Problem description: Find every line in the records below that holds the word "title", and copy each one.

Interface dataset entries:
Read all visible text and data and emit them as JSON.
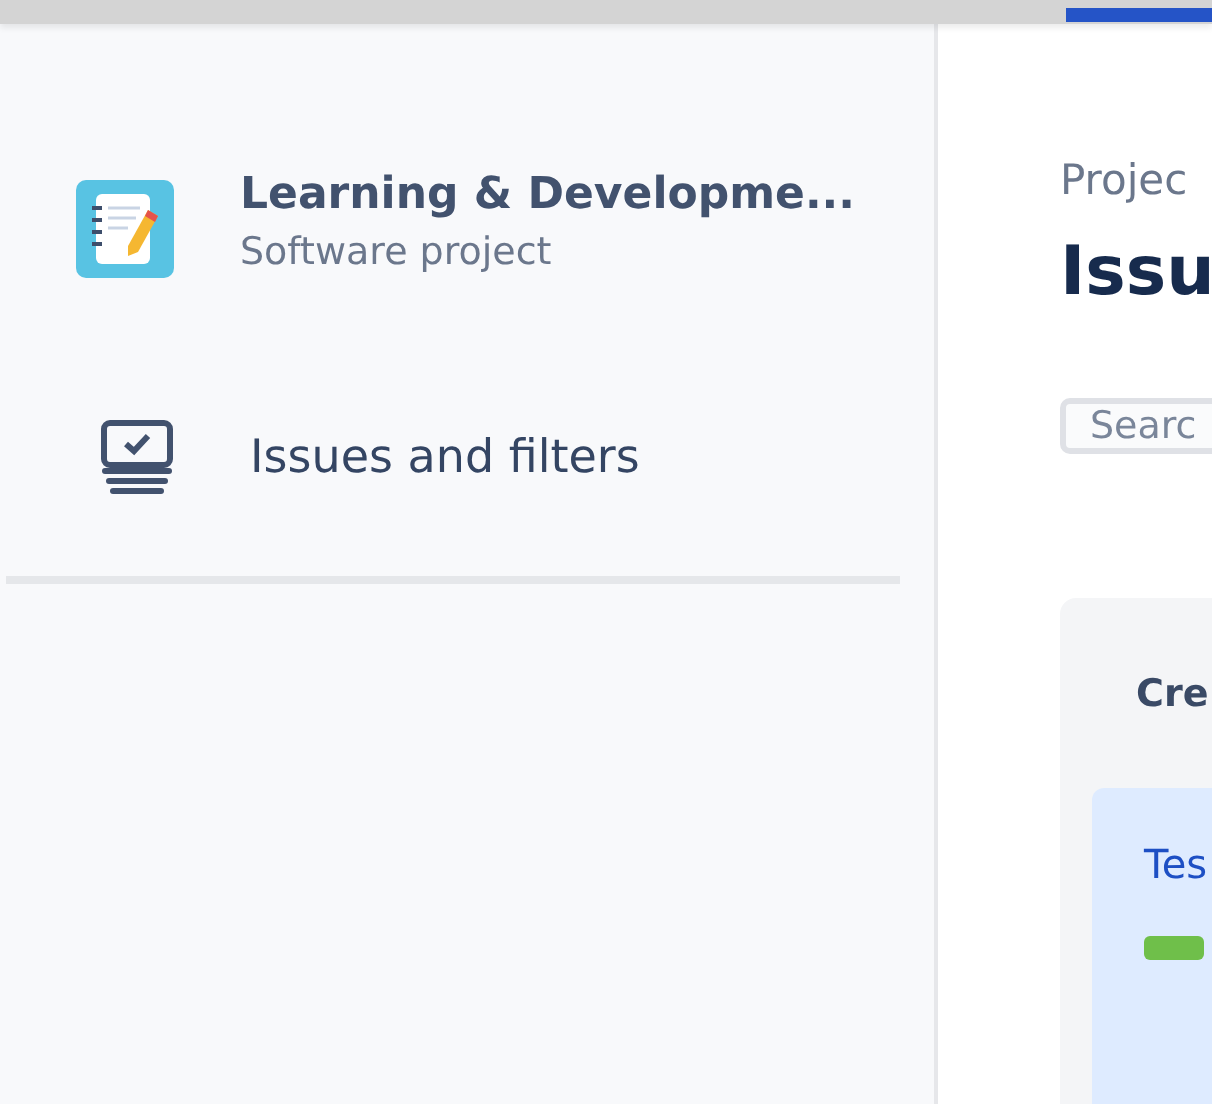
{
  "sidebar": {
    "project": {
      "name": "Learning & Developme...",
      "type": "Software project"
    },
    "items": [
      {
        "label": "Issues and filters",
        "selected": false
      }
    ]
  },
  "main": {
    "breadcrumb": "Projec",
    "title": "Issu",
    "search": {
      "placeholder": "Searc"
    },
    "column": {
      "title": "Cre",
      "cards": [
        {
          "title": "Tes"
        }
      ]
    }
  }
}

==

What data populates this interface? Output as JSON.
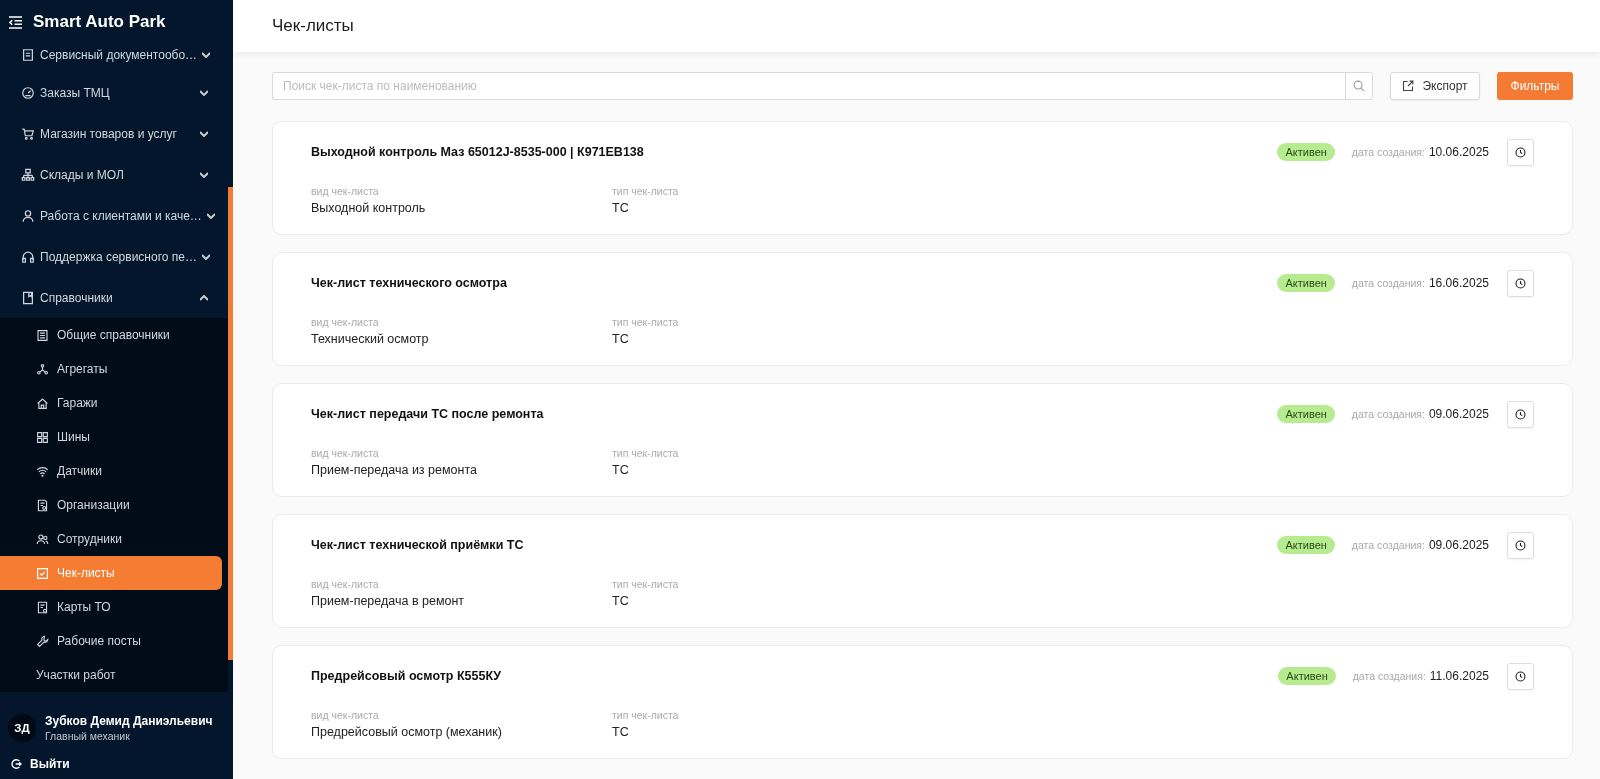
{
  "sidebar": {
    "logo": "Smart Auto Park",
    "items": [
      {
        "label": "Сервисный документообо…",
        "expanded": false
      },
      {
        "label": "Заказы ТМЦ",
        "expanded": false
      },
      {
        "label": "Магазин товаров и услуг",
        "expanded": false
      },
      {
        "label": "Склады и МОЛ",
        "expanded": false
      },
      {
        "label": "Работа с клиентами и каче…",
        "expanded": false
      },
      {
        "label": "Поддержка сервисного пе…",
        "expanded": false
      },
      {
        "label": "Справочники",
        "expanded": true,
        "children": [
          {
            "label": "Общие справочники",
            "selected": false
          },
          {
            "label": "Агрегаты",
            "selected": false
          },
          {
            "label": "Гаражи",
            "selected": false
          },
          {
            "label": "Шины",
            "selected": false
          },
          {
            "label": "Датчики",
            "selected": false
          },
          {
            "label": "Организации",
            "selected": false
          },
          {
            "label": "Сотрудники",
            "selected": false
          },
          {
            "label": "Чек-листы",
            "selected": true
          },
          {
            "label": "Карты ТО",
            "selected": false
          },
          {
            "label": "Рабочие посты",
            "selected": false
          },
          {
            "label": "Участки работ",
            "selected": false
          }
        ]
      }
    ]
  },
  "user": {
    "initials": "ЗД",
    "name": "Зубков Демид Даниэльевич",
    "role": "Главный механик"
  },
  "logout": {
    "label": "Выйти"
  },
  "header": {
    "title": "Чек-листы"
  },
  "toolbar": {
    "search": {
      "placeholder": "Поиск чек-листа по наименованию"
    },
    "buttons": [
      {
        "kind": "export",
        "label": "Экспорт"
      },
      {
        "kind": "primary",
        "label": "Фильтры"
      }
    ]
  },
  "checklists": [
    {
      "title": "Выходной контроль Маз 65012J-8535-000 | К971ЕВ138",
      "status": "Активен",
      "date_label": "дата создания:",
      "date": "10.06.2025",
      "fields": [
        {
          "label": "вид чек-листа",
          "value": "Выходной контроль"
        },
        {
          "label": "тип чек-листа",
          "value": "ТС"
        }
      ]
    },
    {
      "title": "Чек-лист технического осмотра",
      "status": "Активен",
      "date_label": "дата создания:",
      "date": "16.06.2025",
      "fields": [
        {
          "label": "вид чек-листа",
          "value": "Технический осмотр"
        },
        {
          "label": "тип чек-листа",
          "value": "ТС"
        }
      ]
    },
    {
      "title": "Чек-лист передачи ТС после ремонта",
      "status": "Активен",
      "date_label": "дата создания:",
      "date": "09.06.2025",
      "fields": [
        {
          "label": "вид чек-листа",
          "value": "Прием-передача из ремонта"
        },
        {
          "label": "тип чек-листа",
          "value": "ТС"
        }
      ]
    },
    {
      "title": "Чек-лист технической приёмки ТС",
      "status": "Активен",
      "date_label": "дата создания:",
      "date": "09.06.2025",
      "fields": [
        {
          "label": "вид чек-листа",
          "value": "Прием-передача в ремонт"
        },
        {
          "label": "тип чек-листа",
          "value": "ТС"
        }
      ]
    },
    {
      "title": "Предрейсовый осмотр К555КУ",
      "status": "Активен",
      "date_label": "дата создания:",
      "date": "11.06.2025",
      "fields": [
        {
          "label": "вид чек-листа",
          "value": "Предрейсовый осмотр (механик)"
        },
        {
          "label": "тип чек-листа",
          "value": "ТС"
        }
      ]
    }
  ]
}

Output for this task:
    "title": "Issu",
      "title": "Cre",
          "title": "Tes"
    "title": "Чек-листы"
      "title": "Выходной контроль Маз 65012J-8535-000 | К971ЕВ138",
      "title": "Чек-лист технического осмотра",
      "title": "Чек-лист передачи ТС после ремонта",
      "title": "Чек-лист технической приёмки ТС",
      "title": "Предрейсовый осмотр К555КУ",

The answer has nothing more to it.